Maybe letting prisoners have it their way should be an option.
A Guardian story today reports that the UN and World Medical Assembly might prefer to let prisoners die under their own free will than to force feed them to keep them alive.
Under that logic, might the UN take another step and say that prisoners should be asked if they wish to be executed rather than staying on an indefinite course of incarceration?
Let’s reset the situation. The prisoners at Guantanamo were captured as enemy combatants trying to kill Americans on the terrorists’ battlefield. They were not on the battlefield at the request of a host nation. They were there as mercenaries under their own free will.
They could have been shot and killed in battle, but were captured and sent to Guantanamo because they were not classified as prisoners of war with rights under the Geneva convention. Instead, they are treated as a form of terrorist combatants, to be tried in the military court.
Where it gets very complicated is determining what rights they have to due process, and what military due process is for enemy combatants.
Remember always that these individuals are enemies of free people and civil society. They are America’s enemies and will be treated accordingly.
- Ask prisoners’ nations of origin to take them back for disposition as they see fit.
- Strongly urge nations of origin to prosecute them as terrorists. Not doing so makes the host nation complicit in their actions with consequences.
- In the circumstance of known terrorist leaders, expedite their prosecution and convict them to punishment by death.
While there is some criticism that the Obama government is using drones to wipe out terrorists without taking prisoners, if that is a strategy or policy, in many cases it makes sense. In exceptional cases, it may be desirable to capture a suspect and interrogate them and prosecute them in the military court. The possible venues for that include military bases around the world where host nations permit incarceration and trials.
“According to the World Medical Assembly’s Declaration of Malta, in cases involving people on hunger strikes, the duty of medical personnel to act ethically and the principle of respect for individuals’ autonomy, among other principles, must be respected.
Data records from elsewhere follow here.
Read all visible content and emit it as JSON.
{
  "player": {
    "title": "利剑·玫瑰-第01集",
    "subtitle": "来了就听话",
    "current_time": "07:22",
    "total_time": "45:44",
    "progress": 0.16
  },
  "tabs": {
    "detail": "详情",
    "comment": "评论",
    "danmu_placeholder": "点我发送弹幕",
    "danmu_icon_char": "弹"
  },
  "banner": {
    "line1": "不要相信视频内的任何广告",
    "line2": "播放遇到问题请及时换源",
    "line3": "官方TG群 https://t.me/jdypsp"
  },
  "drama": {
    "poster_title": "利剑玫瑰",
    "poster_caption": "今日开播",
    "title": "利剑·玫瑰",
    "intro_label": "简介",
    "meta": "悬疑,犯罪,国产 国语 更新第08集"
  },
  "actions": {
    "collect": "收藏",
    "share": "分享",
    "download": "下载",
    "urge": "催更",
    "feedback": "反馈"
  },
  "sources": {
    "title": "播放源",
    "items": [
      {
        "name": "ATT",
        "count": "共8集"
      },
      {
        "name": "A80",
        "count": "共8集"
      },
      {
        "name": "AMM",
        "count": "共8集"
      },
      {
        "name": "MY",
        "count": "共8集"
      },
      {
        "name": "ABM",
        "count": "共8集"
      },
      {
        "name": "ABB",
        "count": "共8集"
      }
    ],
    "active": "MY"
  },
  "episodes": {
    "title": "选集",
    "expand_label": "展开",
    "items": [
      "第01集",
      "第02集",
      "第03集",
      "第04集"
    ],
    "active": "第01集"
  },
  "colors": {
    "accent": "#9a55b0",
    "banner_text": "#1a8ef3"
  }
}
Under these principles, it is unjustifiable to engage in forced feeding of individuals contrary to their informed and voluntary refusal of such a measure. Moreover, hunger strikers should be protected from all forms of coercion, even more so when this is done through force and in some cases through physical violence.”